Thursday, July 22, 2010

Nahan Franko

Nahan Franko was an American violinist, conductor, and concert promoter born (in New Orleans) on July 23, 1861 (Brahms was 28 years old.) He made his New York debut in 1869, at age eight, and then went on to study with Joseph Joachim and August Wilhelmj in Europe. Instead of embarking on a solo career, he played in professional orchestras most of his life. He became the concertmaster of the Metropolitan Orchestra in 1883, at age 22, and stayed until 1907. On November 30, 1904, at age 33, he conducted Mozart's Marriage of Figaro, thus becoming the first American conductor to conduct at the Met. He subsequently conducted there more than sixty times, though not all of his performances were opera productions. As an assistant conductor and concertmaster he was being paid what would be about $96,000 in today’s dollars. (Today’s concertmasters earn about $350,000.) In 1908, he was one of the first to present open air concerts in New York City. An interesting piece of trivia about him is that he was (briefly), the brother-in-law of the owner of the New York Yankees (Jacob Ruppert.) Franko died on June 7, 1930, at age 68.
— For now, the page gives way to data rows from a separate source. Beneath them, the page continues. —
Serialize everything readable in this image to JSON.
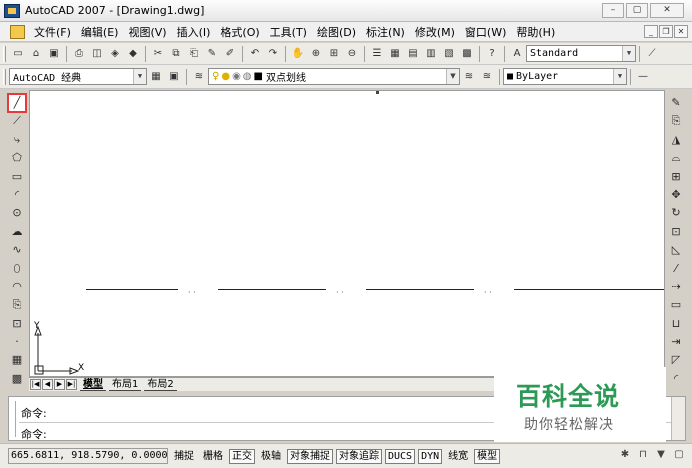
{
  "window": {
    "title": "AutoCAD 2007 - [Drawing1.dwg]",
    "controls": {
      "minimize": "–",
      "maximize": "▢",
      "close": "✕"
    }
  },
  "menu": {
    "items": [
      "文件(F)",
      "编辑(E)",
      "视图(V)",
      "插入(I)",
      "格式(O)",
      "工具(T)",
      "绘图(D)",
      "标注(N)",
      "修改(M)",
      "窗口(W)",
      "帮助(H)"
    ],
    "mdi_controls": {
      "minimize": "_",
      "restore": "❐",
      "close": "✕"
    }
  },
  "toolbar_standard": {
    "text_style_combo": "Standard"
  },
  "toolbar_workspace": {
    "workspace_combo": "AutoCAD 经典",
    "layer_combo": "双点划线",
    "color_combo": "ByLayer"
  },
  "drawing_tabs": {
    "nav_first": "|◀",
    "nav_prev": "◀",
    "nav_next": "▶",
    "nav_last": "▶|",
    "tabs": [
      "模型",
      "布局1",
      "布局2"
    ]
  },
  "ucs": {
    "y_label": "Y",
    "x_label": "X"
  },
  "command": {
    "line1": "命令:",
    "line2": "命令:"
  },
  "watermark": {
    "title": "百科全说",
    "subtitle": "助你轻松解决"
  },
  "status": {
    "coordinates": "665.6811, 918.5790, 0.0000",
    "buttons": [
      "捕捉",
      "栅格",
      "正交",
      "极轴",
      "对象捕捉",
      "对象追踪",
      "DUCS",
      "DYN",
      "线宽",
      "模型"
    ],
    "pressed": [
      false,
      false,
      true,
      false,
      true,
      true,
      true,
      true,
      false,
      true
    ]
  },
  "colors": {
    "selection_outline": "#e43a3a",
    "watermark_green": "#2c9a55"
  }
}
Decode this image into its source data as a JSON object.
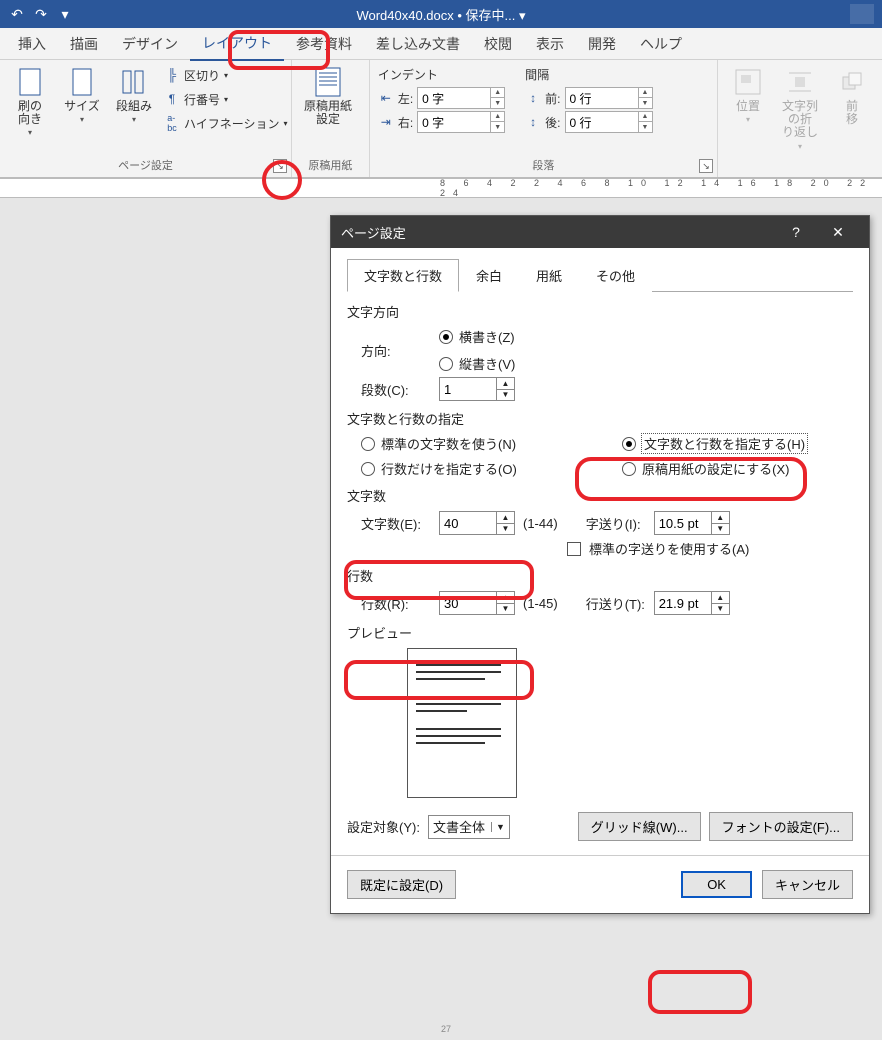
{
  "titlebar": {
    "doc": "Word40x40.docx • 保存中... ▾"
  },
  "tabs": [
    "挿入",
    "描画",
    "デザイン",
    "レイアウト",
    "参考資料",
    "差し込み文書",
    "校閲",
    "表示",
    "開発",
    "ヘルプ"
  ],
  "active_tab_index": 3,
  "ribbon": {
    "page_setup": {
      "margins_label": "の\n向き",
      "size": "サイズ",
      "columns": "段組み",
      "section_break": "区切り",
      "line_numbers": "行番号",
      "hyphenation": "ハイフネーション",
      "group": "ページ設定"
    },
    "manuscript": {
      "btn": "原稿用紙\n設定",
      "group": "原稿用紙"
    },
    "paragraph": {
      "indent_label": "インデント",
      "indent_left_label": "左:",
      "indent_left_val": "0 字",
      "indent_right_label": "右:",
      "indent_right_val": "0 字",
      "spacing_label": "間隔",
      "before_label": "前:",
      "before_val": "0 行",
      "after_label": "後:",
      "after_val": "0 行",
      "group": "段落"
    },
    "arrange": {
      "pos": "位置",
      "wrap": "文字列の折\nり返し",
      "front": "前\n移"
    }
  },
  "ruler_text": "8  6  4  2      2  4  6  8  10  12  14  16  18  20  22  24",
  "dialog": {
    "title": "ページ設定",
    "tabs": [
      "文字数と行数",
      "余白",
      "用紙",
      "その他"
    ],
    "active_tab": 0,
    "section_direction": "文字方向",
    "direction_label": "方向:",
    "horizontal": "横書き(Z)",
    "vertical": "縦書き(V)",
    "columns_label": "段数(C):",
    "columns_val": "1",
    "section_spec": "文字数と行数の指定",
    "opt_standard": "標準の文字数を使う(N)",
    "opt_specify": "文字数と行数を指定する(H)",
    "opt_lines_only": "行数だけを指定する(O)",
    "opt_manuscript": "原稿用紙の設定にする(X)",
    "section_chars": "文字数",
    "chars_label": "文字数(E):",
    "chars_val": "40",
    "chars_range": "(1-44)",
    "char_pitch_label": "字送り(I):",
    "char_pitch_val": "10.5 pt",
    "std_pitch": "標準の字送りを使用する(A)",
    "section_lines": "行数",
    "lines_label": "行数(R):",
    "lines_val": "30",
    "lines_range": "(1-45)",
    "line_pitch_label": "行送り(T):",
    "line_pitch_val": "21.9 pt",
    "preview_label": "プレビュー",
    "apply_to_label": "設定対象(Y):",
    "apply_to_val": "文書全体",
    "gridlines_btn": "グリッド線(W)...",
    "font_btn": "フォントの設定(F)...",
    "default_btn": "既定に設定(D)",
    "ok": "OK",
    "cancel": "キャンセル"
  },
  "page_number": "27"
}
Friday, July 9, 2010

Custom Violins

I will soon be ordering a custom violin - my very first. It will be a replica of the Paganini Cannone. I am not yet at liberty to disclose the maker but in time I will. I expect it will be a fabulous violin. It will not play itself of course, but playing Mozart and Beethoven on it will be that much more pleasurable. Perhaps Prokofiev and Poulenc as well.
I have long believed that 60% of the sound of any violin comes from the player - the violinist's bow arm. The rest comes from the instrument. If you don't believe me, go hear a concert by the San Francisco Symphony. The current concertmaster is playing Heifetz' Strad. I think it's the Dolphin. It does not sound the way it did when Heifetz had it. It has nothing to do with the technique because Barantschik is a great player. It is all bow arm and that comes from intuition. A great violin however, makes it that much easier to get the sound out - your sound.

Wednesday, July 7, 2010


OK. Listen carefully ladies and gentlemen. I found this new site which produces music editing and writing software. Its name is FLEXIMUSIC. You'll know how to find it on the WEB I'm sure. ( I am about to try its software because I like writing music. I will then compare it to the other programs I have. You know what those are - Sibelius, Cakewalk, Finale, etc.. Now, you'll be able to write music to rival the works of Beethoven, Mozart, Haydn, Vivaldi, Stravinsky, and maybe even Bernstein. Or, if not, you'll have fun trying.

Saturday, July 3, 2010

What if

If the great composers were still alive today, would they still be writing great music? Or, would they be caught up in the minimalist, atonal, and serial movements? I'm talking about Handel, Mozart, Tchaikovsky, Beethoven, Bach, Verdi, Brahms, Vivaldi, Haydn, Stravinsky, Sibelius, Bizet, Schubert, Puccini, Prokofiev - those men.